Integrate digital media and new applications with purpose and build a culture of learning with pleasure! Let students use real-world tools to do real-world work and develop skills society demands. Be the leader who creates this environment. UnCommon Learning shows you how to transform a learning culture through sustainable and innovative initiatives. Book - Not Free. Author: Eric Sheninger
The need to redesign students’ learning spaces becomes not simply an idea from the latest Pinterest board but one of necessity. How can schools and classrooms transform from an industrial-era model yielding teacher-centric classrooms with desks in rows and students facing forward, to learning spaces that are student-centered, personalized, and leverage the power of technology? Join Superintendent of the Year, Pamela Moran, as she shares her district’s experience in transforming learning spaces and how these changes have impacted teaching, student learning, and district culture.

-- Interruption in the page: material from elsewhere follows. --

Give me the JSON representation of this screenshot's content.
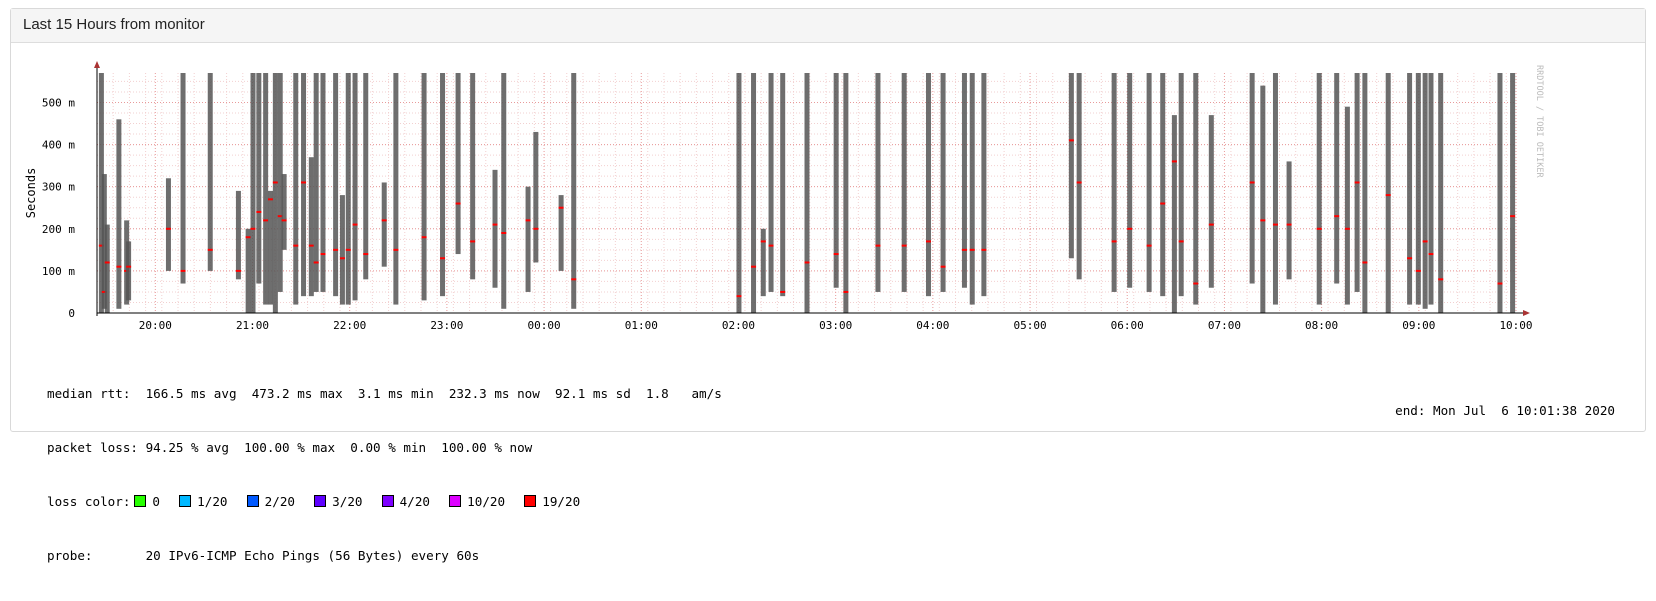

Albemarle School District; All4Ed
The Blended Learning Implementation Guide 3.0 (BLIG) offers recommendations for developing and implementing an effective plan to adopt a blended learning model that focuses on accelerating student learning for college and career readiness. This guide walks school leaders through a four-part process for blended learning implementation that begins with creating conditions for success and planning before moving into implementation and continuous improvement.

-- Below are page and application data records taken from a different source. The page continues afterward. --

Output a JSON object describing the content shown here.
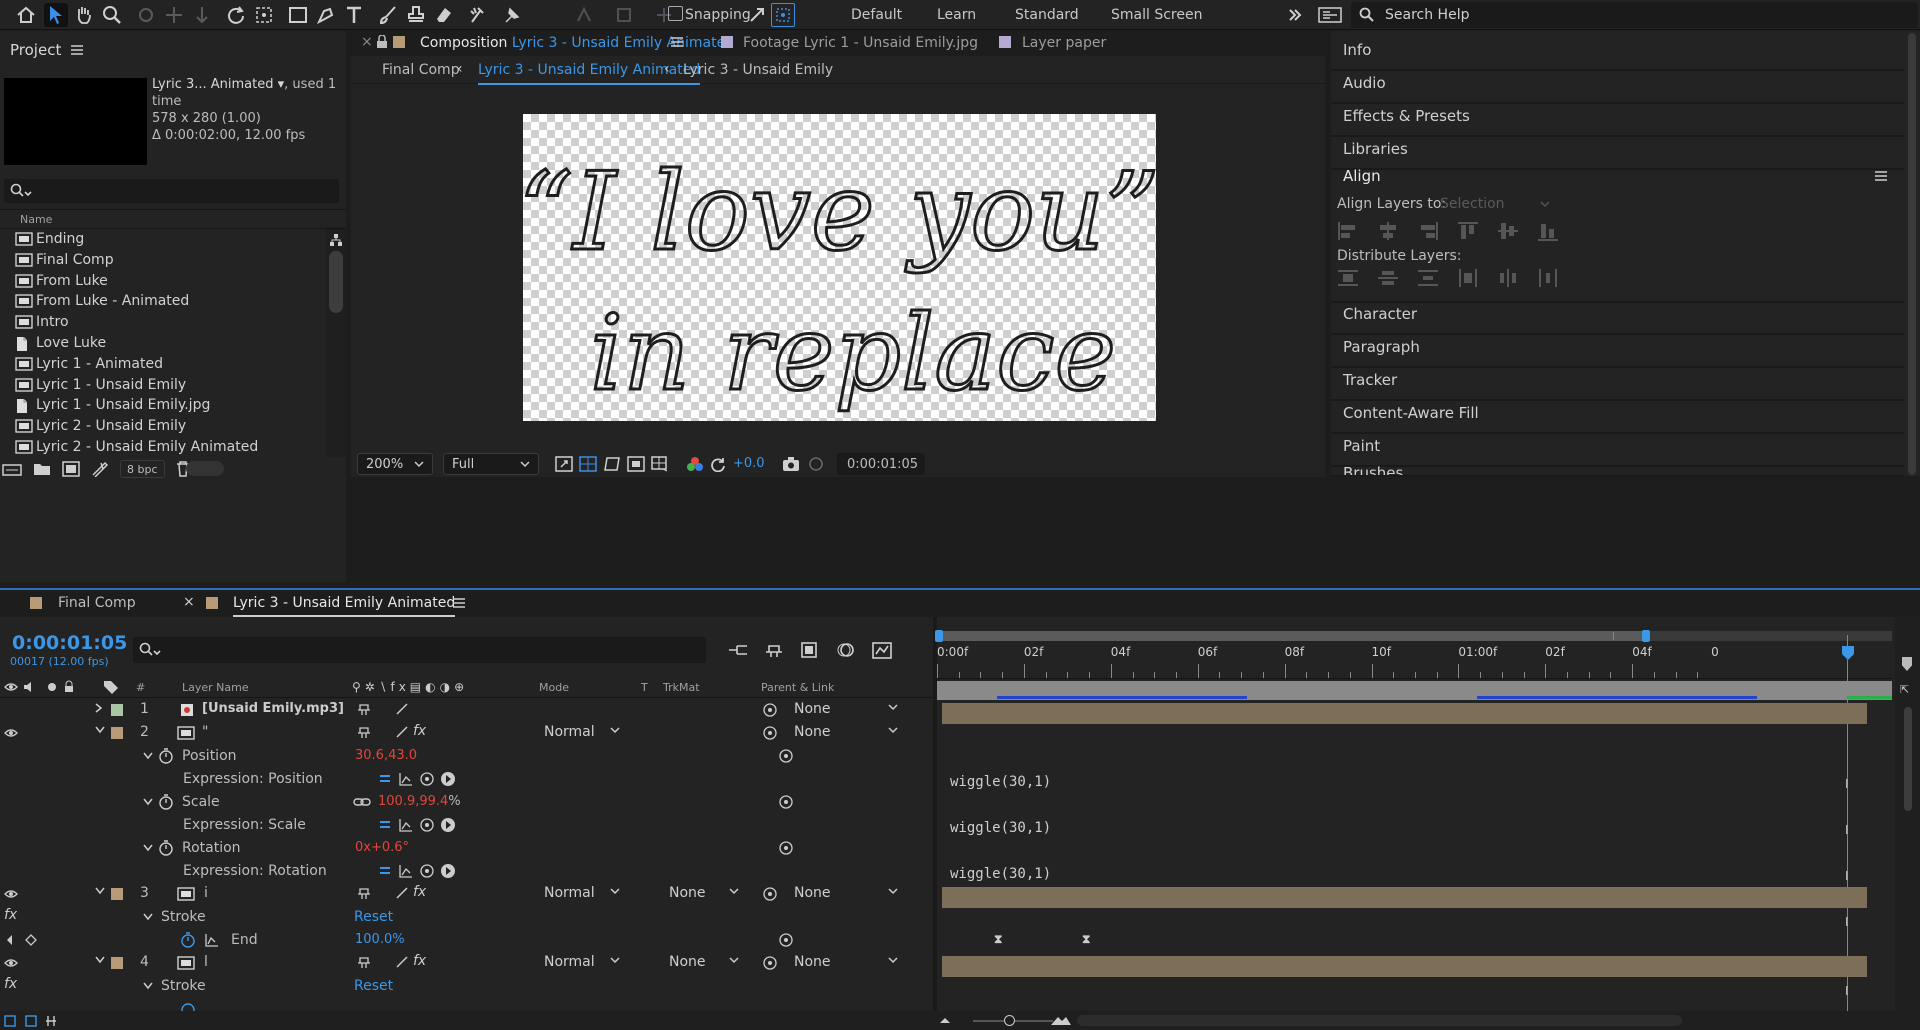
{
  "toolbar": {
    "snapping_label": "Snapping",
    "workspaces": [
      "Default",
      "Learn",
      "Standard",
      "Small Screen"
    ],
    "search_placeholder": "Search Help",
    "icons": [
      "home-icon",
      "selection-tool-icon",
      "hand-tool-icon",
      "zoom-tool-icon",
      "orbit-camera-icon",
      "pan-camera-icon",
      "dolly-camera-icon",
      "rotate-tool-icon",
      "pan-behind-icon",
      "rectangle-tool-icon",
      "pen-tool-icon",
      "type-tool-icon",
      "brush-tool-icon",
      "clone-stamp-icon",
      "eraser-icon",
      "roto-brush-icon",
      "puppet-pin-icon"
    ]
  },
  "project": {
    "title": "Project",
    "preview_name": "Lyric 3... Animated ▾",
    "used": ", used 1 time",
    "dims": "578 x 280 (1.00)",
    "duration": "Δ 0:00:02:00, 12.00 fps",
    "search_placeholder": "",
    "name_header": "Name",
    "bpc": "8 bpc",
    "items": [
      {
        "name": "Ending",
        "type": "comp"
      },
      {
        "name": "Final Comp",
        "type": "comp"
      },
      {
        "name": "From Luke",
        "type": "comp"
      },
      {
        "name": "From Luke - Animated",
        "type": "comp"
      },
      {
        "name": "Intro",
        "type": "comp"
      },
      {
        "name": "Love Luke",
        "type": "file"
      },
      {
        "name": "Lyric 1 - Animated",
        "type": "comp"
      },
      {
        "name": "Lyric 1 - Unsaid Emily",
        "type": "comp"
      },
      {
        "name": "Lyric 1 - Unsaid Emily.jpg",
        "type": "file"
      },
      {
        "name": "Lyric 2 - Unsaid Emily",
        "type": "comp"
      },
      {
        "name": "Lyric 2 - Unsaid Emily Animated",
        "type": "comp"
      }
    ]
  },
  "viewer": {
    "tab_prefix": "Composition",
    "tab_comp": "Lyric 3 - Unsaid Emily Animated",
    "tab_footage": "Footage Lyric 1 - Unsaid Emily.jpg",
    "tab_layer": "Layer paper",
    "breadcrumbs": [
      "Final Comp",
      "Lyric 3 - Unsaid Emily Animated",
      "Lyric 3 - Unsaid Emily"
    ],
    "zoom": "200%",
    "resolution": "Full",
    "exposure": "+0.0",
    "timecode": "0:00:01:05"
  },
  "right": {
    "items": [
      "Info",
      "Audio",
      "Effects & Presets",
      "Libraries"
    ],
    "align_title": "Align",
    "align_layers_to": "Align Layers to:",
    "align_target": "Selection",
    "distribute": "Distribute Layers:",
    "items2": [
      "Character",
      "Paragraph",
      "Tracker",
      "Content-Aware Fill",
      "Paint",
      "Brushes"
    ]
  },
  "timeline": {
    "tabs": [
      "Final Comp",
      "Lyric 3 - Unsaid Emily Animated"
    ],
    "timecode": "0:00:01:05",
    "frames": "00017 (12.00 fps)",
    "headers": {
      "num": "#",
      "layer_name": "Layer Name",
      "mode": "Mode",
      "t": "T",
      "trkmat": "TrkMat",
      "parent": "Parent & Link"
    },
    "ruler": [
      "0:00f",
      "02f",
      "04f",
      "06f",
      "08f",
      "10f",
      "01:00f",
      "02f",
      "04f",
      "0"
    ],
    "layers": [
      {
        "num": "1",
        "name": "[Unsaid Emily.mp3]",
        "parent": "None"
      },
      {
        "num": "2",
        "name": "\"",
        "mode": "Normal",
        "parent": "None"
      },
      {
        "num": "3",
        "name": "i",
        "mode": "Normal",
        "trkmat": "None",
        "parent": "None"
      },
      {
        "num": "4",
        "name": "l",
        "mode": "Normal",
        "trkmat": "None",
        "parent": "None"
      }
    ],
    "props": {
      "position": "Position",
      "position_val": "30.6,43.0",
      "expr_position": "Expression: Position",
      "scale": "Scale",
      "scale_val": "100.9,99.4",
      "scale_unit": "%",
      "expr_scale": "Expression: Scale",
      "rotation": "Rotation",
      "rotation_val": "0x+0.6°",
      "expr_rotation": "Expression: Rotation",
      "stroke": "Stroke",
      "reset": "Reset",
      "end": "End",
      "end_val": "100.0%",
      "stroke2": "Stroke",
      "reset2": "Reset"
    },
    "expression": "wiggle(30,1)"
  },
  "canvas_text": {
    "line1": "“I love you”",
    "line2": "in replace"
  }
}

Getting Smart, Digital Learning Now, Foundation for Excellence in Education and The Learning Accelerator
Paper features a series of blogs first published on GettingSmart.com reviewing progress on next-gen learning platforms, as well as adaptive learning applications – particularly those supporting a large, diverse library of content. Interviews with district leaders provide information on selecting and planning for a platform.
An open-source resource of lesson plans, activities, and digital community created content.
Students without home access to high quality broadband connectivity are at a disadvantage, unable to realize the full power of digital learning. To address this key challenge, CoSN launched the Digital Equity Action Agenda Initiative. This effort highlights how some school districts are building meaningful community partnerships and creating tools to help district leaders get started in achieving digital equity.
The 2016 NETP, Future Ready Learning: Reimagining the Role of Technology in Education, articulates a vision of equity, active use, and collaborative leadership to make everywhere, all-the-time learning possible. While acknowledging the continuing need to provide greater equity of access to technology itself, the plan goes further to call upon all involved in American education to ensure equity of access to transformational learning experiences enabled by technology. The US Department of Education's Zac Chase joins Future Ready's Tom Murray for this informative webinar on the NETP
US Department of Education, Future Ready/Alliance for Excellent Education
At Piedmont City School District, in rural northeast Alabama, technology is viewed as a tool for raising expectations in a town hit by hard times. A once bustling town home to a thriving textile industry, two major employers have left in recent years and many local businesses shut their doors during the economic downturn. About one in five Piedmont residents now live in public housing. Two of every three students in the district are eligible for free or reduced lunch. Many families cannot afford to keep the water running or the electricity on, let alone an Internet connection. This is a Digital Promise Case Study.
It may seem like the deck is stacked against schools that predominantly educate low-income populations. Once they start their education, those students have a wider variety of social and emotional needs and receive less educational enrichment outside of school. And when those students struggle to catch up academically, they risk falling even further behind their peers. One district facing that very challenge is Middletown City School District, a member of the Digital Promise League of Innovative Schools. Middletown is about 70 miles northwest of Manhattan. Seventy-five percent of students live in poverty, half are Hispanic, and a quarter are African American. To turn things around, Middletown decided to go beyond the school district’s traditional role in addressing poverty, and tackle it head-on.